We have to find a way to make this successful collaboration work again.

The situation in the region is not ideal. According to the Inter-American Development Bank (IDB), Latin American and Caribbean countries “continue to lag behind in providing sufficient resources” for agricultural research. However, the IDB itself estimates that the region is “well prepared to increase its trade volume and agricultural production.”

It is therefore a time of challenges, but also of opportunities that can only be exploited with foresight and boldness.

At CGIAR we believe that this vision and courage must take the form of a regional agricultural research and innovation agenda aimed at multiplying regional agricultural production, but taking into account the factors of ecosystem sustainability, conservation and promotion of biodiversity and socio-economic Rural resilience includes populations.

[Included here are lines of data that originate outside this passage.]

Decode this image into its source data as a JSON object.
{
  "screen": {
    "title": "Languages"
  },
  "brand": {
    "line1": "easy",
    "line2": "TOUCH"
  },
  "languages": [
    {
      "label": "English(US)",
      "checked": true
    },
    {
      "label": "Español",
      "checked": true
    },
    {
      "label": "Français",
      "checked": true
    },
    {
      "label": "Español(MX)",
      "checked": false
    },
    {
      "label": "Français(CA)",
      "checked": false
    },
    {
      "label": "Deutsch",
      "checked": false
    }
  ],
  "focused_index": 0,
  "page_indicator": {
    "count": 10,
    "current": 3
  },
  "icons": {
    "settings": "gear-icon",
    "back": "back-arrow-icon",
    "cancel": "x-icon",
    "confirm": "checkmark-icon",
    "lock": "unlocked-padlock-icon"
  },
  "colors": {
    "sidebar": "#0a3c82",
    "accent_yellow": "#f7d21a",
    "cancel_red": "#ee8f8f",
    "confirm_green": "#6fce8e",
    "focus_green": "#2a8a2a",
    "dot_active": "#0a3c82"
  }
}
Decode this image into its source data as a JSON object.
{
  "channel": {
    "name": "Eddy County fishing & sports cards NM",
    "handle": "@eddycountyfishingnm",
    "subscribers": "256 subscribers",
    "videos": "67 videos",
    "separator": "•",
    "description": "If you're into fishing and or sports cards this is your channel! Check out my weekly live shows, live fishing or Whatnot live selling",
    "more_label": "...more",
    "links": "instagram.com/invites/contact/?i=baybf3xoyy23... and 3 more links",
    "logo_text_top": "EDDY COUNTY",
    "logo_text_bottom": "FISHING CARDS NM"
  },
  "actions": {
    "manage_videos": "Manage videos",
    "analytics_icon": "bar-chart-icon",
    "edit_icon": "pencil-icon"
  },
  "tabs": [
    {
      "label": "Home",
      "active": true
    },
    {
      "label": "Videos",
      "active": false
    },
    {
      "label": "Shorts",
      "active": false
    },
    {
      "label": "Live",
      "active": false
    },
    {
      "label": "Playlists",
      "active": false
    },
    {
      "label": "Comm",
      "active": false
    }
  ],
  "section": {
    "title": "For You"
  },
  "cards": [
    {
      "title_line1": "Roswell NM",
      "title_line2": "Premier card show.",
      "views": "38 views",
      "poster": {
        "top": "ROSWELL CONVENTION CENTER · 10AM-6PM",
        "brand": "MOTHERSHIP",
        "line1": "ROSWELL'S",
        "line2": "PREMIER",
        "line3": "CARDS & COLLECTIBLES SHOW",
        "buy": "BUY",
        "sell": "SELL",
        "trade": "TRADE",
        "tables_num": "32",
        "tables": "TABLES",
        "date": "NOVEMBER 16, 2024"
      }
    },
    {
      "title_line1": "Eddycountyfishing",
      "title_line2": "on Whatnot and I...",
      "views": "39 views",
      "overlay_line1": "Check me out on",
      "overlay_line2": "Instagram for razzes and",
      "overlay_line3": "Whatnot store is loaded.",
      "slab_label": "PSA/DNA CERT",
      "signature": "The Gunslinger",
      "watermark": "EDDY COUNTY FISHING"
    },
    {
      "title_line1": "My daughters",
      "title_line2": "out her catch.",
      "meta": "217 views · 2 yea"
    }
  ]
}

And unlike the days of the Green Revolution, today we are aware of the threat of climate change, which is largely responsible for the loss of progress made over the last century in reducing food insecurity and poverty and is beginning to turn into setbacks.

This regional agenda must be able to unite the capacities and resources of the private and public sectors (agriculture and environment ministries) of the region, national research centers (like EMBRAPA in Brazil) and international research centers (like CIMMYT, CIP or…) the Bioveristy -CIAT Alliance, the CGIAR), regional (such as IICA) and global coordination organizations (such as FAOc), international financiers (such as the IDB, the World Bank, IFAD or the Bill and Melinda Gates Foundation) and civil society.

The real paradigm shift that this agenda would bring would not only make it possible to solve the problems of hunger and food insecurity in a region where, according to the latest data from the United Nations, more than 43 million people are hungry, almost 248 million suffer from moderate or severe food insecurity.

It would also allow us to maximize Latin America and the Caribbean’s already critical contribution to global food production and global biodiversity conservation.

Some organizations in the region are already actively working on developing this agenda. Undoubtedly, given the latest data, we need to deepen and accelerate the conversation.

Joaquin Lozano He is regional director of the CGIAR (Consultative Group on International Agricultural Research) for Latin America and the Caribbean